For parents, this time of year can feel like walking through a minefield, with ads, decorations and music all aimed at getting kids excited about the holidays. Every year children eagerly ask Santa for the “hottest,” “must-have” toys – and then turn that “pester power” on their parents. Of course, few parents want to be Grinches – we all want to make our children happy – but there can be a middle ground between giving in to pester power and canceling the holidays altogether. Here are some tips on how to control holiday consumerism:
The Internet provides marketers with many opportunities to elicit personal information from children. Kids love playing on the Web, and commercial sites for children are continually ranked as top online destinations.
Many preschoolers are already active computer users. According to a 2012 Ofcom report, one-third of children ages 3-4 access the Internet using a computer, while a 2011 survey by Common Sense Media found that roughly the same number have used mobile devices such as smartphones and tablets. While children at this age have a limited attention span for online activities, Internet images and sounds can stimulate their imaginations and add to their experiences.
MediaSmarts asked Canadian teens attending a Digital Youth Summit what they do to make the online world better for everyone. Here’s what they said:
Along with images of natural disasters and violence, one all-too-common news item that can be distressing to kids is reports of hate crimes. Seeing or hearing about hate-motivated assaults and vandalism of homes, cemeteries and places of worship in media, can lead to fear and anxiety in young people, especially if they belong to a vulnerable group. In many cases, the effect will be worse because news isn’t the only place Canadian kids see hate and racism: almost half see hateful content online at least once a month, and one in six sees it every day.
Most kids see hate and prejudice in places like games, social networks, and online videos. They also say that they want to do something about it when they see it, but don’t know what to do.

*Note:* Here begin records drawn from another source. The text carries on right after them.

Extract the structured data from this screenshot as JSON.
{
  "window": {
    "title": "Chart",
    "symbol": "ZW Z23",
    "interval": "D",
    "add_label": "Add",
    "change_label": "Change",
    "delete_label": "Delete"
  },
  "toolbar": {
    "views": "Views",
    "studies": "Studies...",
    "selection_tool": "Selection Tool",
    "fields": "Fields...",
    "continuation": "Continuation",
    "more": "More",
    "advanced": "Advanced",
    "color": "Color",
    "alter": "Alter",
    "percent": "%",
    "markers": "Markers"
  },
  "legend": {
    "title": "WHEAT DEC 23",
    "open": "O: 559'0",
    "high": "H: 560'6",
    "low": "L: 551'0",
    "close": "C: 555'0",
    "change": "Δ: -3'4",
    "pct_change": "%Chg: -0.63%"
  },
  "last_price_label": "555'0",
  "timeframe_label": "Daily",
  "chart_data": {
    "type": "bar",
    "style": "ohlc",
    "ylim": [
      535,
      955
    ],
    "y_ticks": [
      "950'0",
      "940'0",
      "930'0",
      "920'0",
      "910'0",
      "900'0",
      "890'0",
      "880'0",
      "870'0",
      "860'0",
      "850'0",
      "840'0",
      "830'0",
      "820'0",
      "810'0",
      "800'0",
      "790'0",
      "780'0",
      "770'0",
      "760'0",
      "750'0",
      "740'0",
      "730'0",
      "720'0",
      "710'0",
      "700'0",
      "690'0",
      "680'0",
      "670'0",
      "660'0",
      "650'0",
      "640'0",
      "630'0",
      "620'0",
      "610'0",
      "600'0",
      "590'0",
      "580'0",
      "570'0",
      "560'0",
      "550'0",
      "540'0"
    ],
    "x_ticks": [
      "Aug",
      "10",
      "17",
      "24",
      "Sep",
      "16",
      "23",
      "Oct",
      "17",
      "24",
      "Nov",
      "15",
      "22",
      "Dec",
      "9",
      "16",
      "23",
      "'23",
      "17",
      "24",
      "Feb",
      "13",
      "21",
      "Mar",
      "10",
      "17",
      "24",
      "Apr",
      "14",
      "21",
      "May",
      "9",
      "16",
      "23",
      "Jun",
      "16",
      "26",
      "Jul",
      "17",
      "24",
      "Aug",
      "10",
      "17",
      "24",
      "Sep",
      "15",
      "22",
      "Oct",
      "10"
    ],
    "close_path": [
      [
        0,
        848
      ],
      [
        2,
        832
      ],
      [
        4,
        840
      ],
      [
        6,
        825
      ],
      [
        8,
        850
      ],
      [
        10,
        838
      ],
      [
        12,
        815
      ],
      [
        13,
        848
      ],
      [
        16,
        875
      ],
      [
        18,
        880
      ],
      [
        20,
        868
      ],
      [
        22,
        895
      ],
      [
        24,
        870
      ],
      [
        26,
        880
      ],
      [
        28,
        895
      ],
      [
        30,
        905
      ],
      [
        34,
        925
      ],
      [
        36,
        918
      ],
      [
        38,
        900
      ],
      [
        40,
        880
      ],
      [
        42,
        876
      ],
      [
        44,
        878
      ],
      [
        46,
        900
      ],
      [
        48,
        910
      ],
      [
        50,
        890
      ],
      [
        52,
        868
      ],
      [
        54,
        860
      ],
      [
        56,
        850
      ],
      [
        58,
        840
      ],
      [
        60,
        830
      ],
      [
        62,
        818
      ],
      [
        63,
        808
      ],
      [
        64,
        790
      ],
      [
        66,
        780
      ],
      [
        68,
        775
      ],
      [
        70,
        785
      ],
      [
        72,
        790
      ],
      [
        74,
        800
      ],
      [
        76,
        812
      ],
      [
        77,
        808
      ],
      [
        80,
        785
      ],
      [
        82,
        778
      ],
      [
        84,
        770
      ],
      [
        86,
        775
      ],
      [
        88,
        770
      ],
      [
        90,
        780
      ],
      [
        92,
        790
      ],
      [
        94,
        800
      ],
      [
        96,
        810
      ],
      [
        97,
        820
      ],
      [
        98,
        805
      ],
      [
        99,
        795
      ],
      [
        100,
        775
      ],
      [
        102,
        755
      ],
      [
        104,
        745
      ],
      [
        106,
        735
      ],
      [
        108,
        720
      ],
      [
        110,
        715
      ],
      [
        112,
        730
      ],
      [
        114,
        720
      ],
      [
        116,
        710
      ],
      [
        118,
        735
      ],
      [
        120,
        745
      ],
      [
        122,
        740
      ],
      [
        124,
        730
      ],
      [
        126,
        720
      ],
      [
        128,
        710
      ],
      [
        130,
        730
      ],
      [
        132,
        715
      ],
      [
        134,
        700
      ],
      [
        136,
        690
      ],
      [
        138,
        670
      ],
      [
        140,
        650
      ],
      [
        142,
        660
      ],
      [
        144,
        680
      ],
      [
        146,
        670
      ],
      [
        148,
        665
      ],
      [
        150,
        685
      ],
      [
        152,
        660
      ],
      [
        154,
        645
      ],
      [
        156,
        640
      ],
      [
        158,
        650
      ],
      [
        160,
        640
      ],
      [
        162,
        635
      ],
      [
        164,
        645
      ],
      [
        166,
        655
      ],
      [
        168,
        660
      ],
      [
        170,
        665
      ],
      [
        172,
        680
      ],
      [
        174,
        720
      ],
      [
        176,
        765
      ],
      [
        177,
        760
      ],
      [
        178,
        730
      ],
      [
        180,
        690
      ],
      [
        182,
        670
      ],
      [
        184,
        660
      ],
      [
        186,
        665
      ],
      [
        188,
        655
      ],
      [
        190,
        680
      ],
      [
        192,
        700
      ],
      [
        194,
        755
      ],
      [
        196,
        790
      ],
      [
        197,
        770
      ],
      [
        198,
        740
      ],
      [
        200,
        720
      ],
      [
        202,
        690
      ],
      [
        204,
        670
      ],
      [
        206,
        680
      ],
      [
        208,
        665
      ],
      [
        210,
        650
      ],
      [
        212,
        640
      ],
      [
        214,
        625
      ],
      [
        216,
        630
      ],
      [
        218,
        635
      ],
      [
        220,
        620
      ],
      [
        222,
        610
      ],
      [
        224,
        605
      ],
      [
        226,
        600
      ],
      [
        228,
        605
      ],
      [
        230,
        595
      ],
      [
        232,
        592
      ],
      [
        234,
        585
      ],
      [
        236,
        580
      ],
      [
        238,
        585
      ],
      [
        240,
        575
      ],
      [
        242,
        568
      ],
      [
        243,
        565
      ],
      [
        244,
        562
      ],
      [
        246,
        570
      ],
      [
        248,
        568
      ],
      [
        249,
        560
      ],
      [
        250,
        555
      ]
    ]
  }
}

Most kids see hate and prejudice online, and most of them say it’s important to do something about it. But whether you’ve seen a video that’s full of racist conspiracy theories or have just seen a friend share an offensive meme, it can be hard to know what to do about it.